Charleston greeted Ellis with the added fanfare of FestivAll, the city’s growing art festival. Just as the city was “coming to life” it was also filling with conversations and headlines about survival, death and flooding. Talk about the flood was everywhere as were the donation tractor trailers and supply drop offs. Ellis decided he wanted to document the aftermath of the flood and the relief efforts but knew he would need a guide. I was an obvious guide choice having directed numerous film and media professionals across West Virginia for stories about Black Appalachian life, surface mining and a host of curious locations and features.
I avoided telling Ellis about the documentary “Strangers with Cameras” or what happened to the recent MTV photographers who visited West Virginia. Appalachia has a reputation for not being kind to outside photographers. I have no fear of West Virginians and challenge any and all stereotypes about us. According to my Granddad Titcher I am six generations West Virginian. Grandad used to tell me, “I was West Virginia before West Virginia was West Virginia.” I didn’t anticipate any hostility toward me or Ellis but what I didn’t expect was hospitality from people who had just lost everything.
For four days Ellis and I would enter into the always honest but now vulnerable parts of West Virginia. He packed two Leica cameras (one digital and one analog) Sorrel boots and GoGo cd’s. I packed a writing pad, business cards, my good boots from Cabela’s, cat and dog food, gallons of water and bleach, an array of survival supplies including a portable generator. I left my gun though I debated it. I also packed my guilt. I thought I should be physically helping to clean, volunteering on a phone bank or playing “Social Media Senator” on the internet to help folks find resources or make donations. The idea of being a photographer’s guide seemed like a waste of time.
If I was going to be a guide, a good guide like West Virginia’s white water rafting guides, I needed to read the river – except mine was a river of time. My instincts told me that soon the flood story would be fading from national newspaper headlines and that we would need “outsiders” to tell our story up close and without prejudice. I trusted Ellis.
We ventured first into Clendenin then White Sulphur Springs finishing in Rainelle. At each location I asked “May we take your picture?” Perhaps it was my accent (I don’t really say picK- ture but pitcher) that perhaps put people at ease as they hauled the muddy insides of their homes to the roadside or to a park and ride that was now a trash dump. Everyone said yes to being photographed.
While Ellis took photographs, I listened. It seemed people wanted to talk about how they survived, what they lost and the lessons they found. One couple who lost everything but their camper and a four wheeler asked me to read them a poem by Jason Barnhouse. I found the poem, “A Town Through Tears” on Facebook and read to them as they sat in a four wheeler. Together they cried and when the poem was finished the wife told me, “Never collect things, only experiences.” She made me promise.

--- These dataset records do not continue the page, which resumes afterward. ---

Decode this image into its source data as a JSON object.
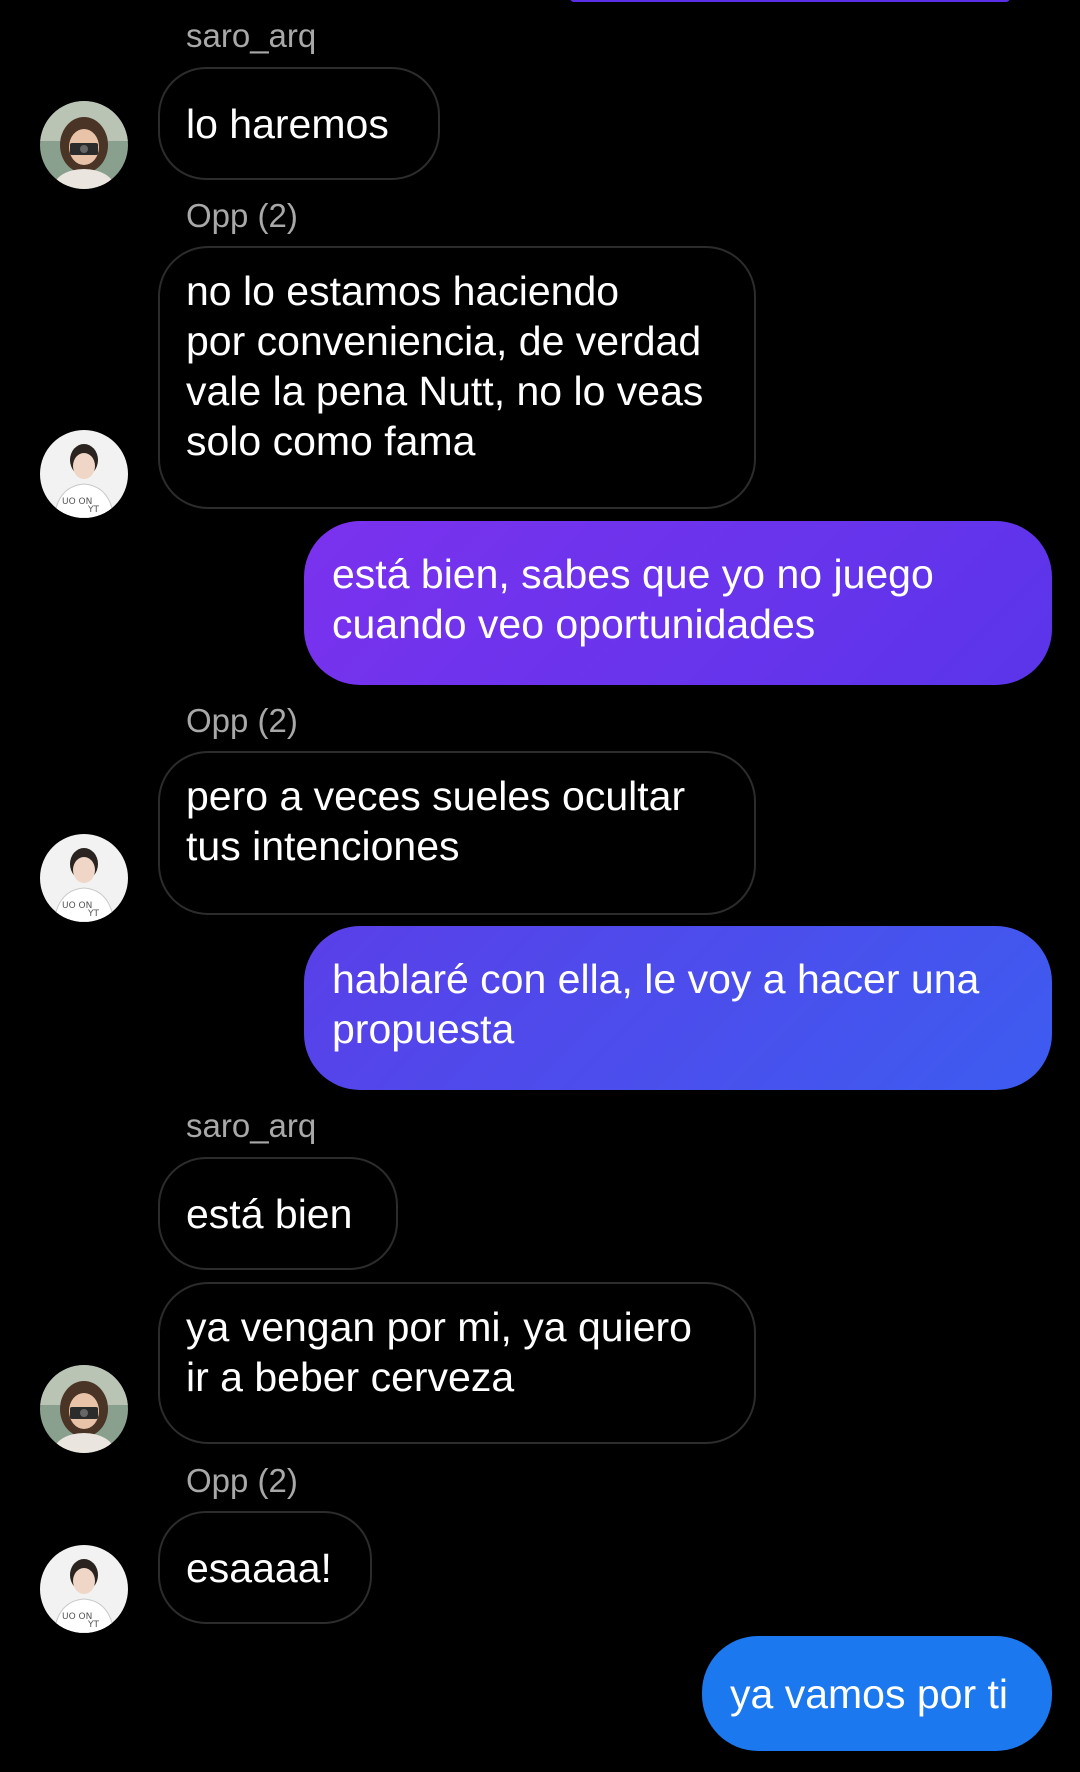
{
  "colors": {
    "background": "#000000",
    "incoming_border": "#2c2c2c",
    "sender_name": "#a8a8a8",
    "outgoing_1_start": "#7b32ee",
    "outgoing_1_end": "#5a35ea",
    "outgoing_2_start": "#5a3fe8",
    "outgoing_2_end": "#3d5cf0",
    "outgoing_3": "#1b78ef"
  },
  "messages": [
    {
      "type": "sender",
      "text": "saro_arq"
    },
    {
      "type": "incoming",
      "avatar": "avatar-saro-icon",
      "lines": [
        "lo haremos"
      ]
    },
    {
      "type": "sender",
      "text": "Opp (2)"
    },
    {
      "type": "incoming",
      "avatar": "avatar-opp-icon",
      "lines": [
        "no lo estamos haciendo",
        "por conveniencia, de verdad",
        "vale la pena Nutt, no lo veas",
        "solo como fama"
      ]
    },
    {
      "type": "outgoing",
      "lines": [
        "está bien, sabes que yo no juego",
        "cuando veo oportunidades"
      ]
    },
    {
      "type": "sender",
      "text": "Opp (2)"
    },
    {
      "type": "incoming",
      "avatar": "avatar-opp-icon",
      "lines": [
        "pero a veces sueles ocultar",
        "tus intenciones"
      ]
    },
    {
      "type": "outgoing",
      "lines": [
        "hablaré con ella, le voy a hacer una",
        "propuesta"
      ]
    },
    {
      "type": "sender",
      "text": "saro_arq"
    },
    {
      "type": "incoming",
      "lines": [
        "está bien"
      ]
    },
    {
      "type": "incoming",
      "avatar": "avatar-saro-icon",
      "lines": [
        "ya vengan por mi, ya quiero",
        "ir a beber cerveza"
      ]
    },
    {
      "type": "sender",
      "text": "Opp (2)"
    },
    {
      "type": "incoming",
      "avatar": "avatar-opp-icon",
      "lines": [
        "esaaaa!"
      ]
    },
    {
      "type": "outgoing",
      "lines": [
        "ya vamos por ti"
      ]
    }
  ]
}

I let go of my guilt knowing that pictures, poems and listening was just another way to be of service. I recognized that as I was being a photographer’s guide, I too was being guided into the responsibility of a poet and story keeper to tell about the “thousand year flood”.

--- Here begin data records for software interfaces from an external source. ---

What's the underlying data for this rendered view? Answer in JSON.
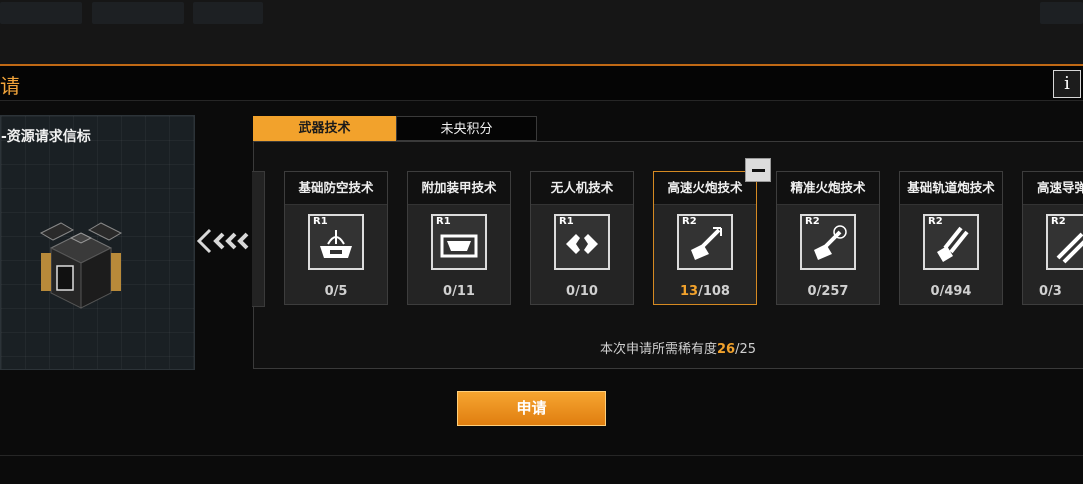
{
  "window": {
    "title": "请"
  },
  "beacon": {
    "name": "-资源请求信标"
  },
  "tabs": [
    {
      "label": "武器技术",
      "active": true
    },
    {
      "label": "未央积分",
      "active": false
    }
  ],
  "tech_cards": [
    {
      "name": "基础防空技术",
      "rank": "R1",
      "icon": "anti-air-icon",
      "current": "0",
      "sep": "/",
      "max": "5",
      "selected": false
    },
    {
      "name": "附加装甲技术",
      "rank": "R1",
      "icon": "armor-icon",
      "current": "0",
      "sep": "/",
      "max": "11",
      "selected": false
    },
    {
      "name": "无人机技术",
      "rank": "R1",
      "icon": "drone-icon",
      "current": "0",
      "sep": "/",
      "max": "10",
      "selected": false
    },
    {
      "name": "高速火炮技术",
      "rank": "R2",
      "icon": "rapid-cannon-icon",
      "current": "13",
      "sep": "/",
      "max": "108",
      "selected": true
    },
    {
      "name": "精准火炮技术",
      "rank": "R2",
      "icon": "precision-cannon-icon",
      "current": "0",
      "sep": "/",
      "max": "257",
      "selected": false
    },
    {
      "name": "基础轨道炮技术",
      "rank": "R2",
      "icon": "railgun-icon",
      "current": "0",
      "sep": "/",
      "max": "494",
      "selected": false
    },
    {
      "name": "高速导弹",
      "rank": "R2",
      "icon": "missile-icon",
      "current": "0",
      "sep": "/",
      "max": "3",
      "selected": false
    }
  ],
  "requirement": {
    "label": "本次申请所需稀有度",
    "current": "26",
    "sep": "/",
    "total": "25"
  },
  "apply_button": {
    "label": "申请"
  },
  "info_button": {
    "label": "i"
  },
  "colors": {
    "accent": "#f2a22c",
    "background": "#0b0b0b"
  }
}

Should you find the courage to venture into the unknown but knowing parts of West Virginia I hope these photos guide you toward the spirit of family, perseverance and The Praying Tree.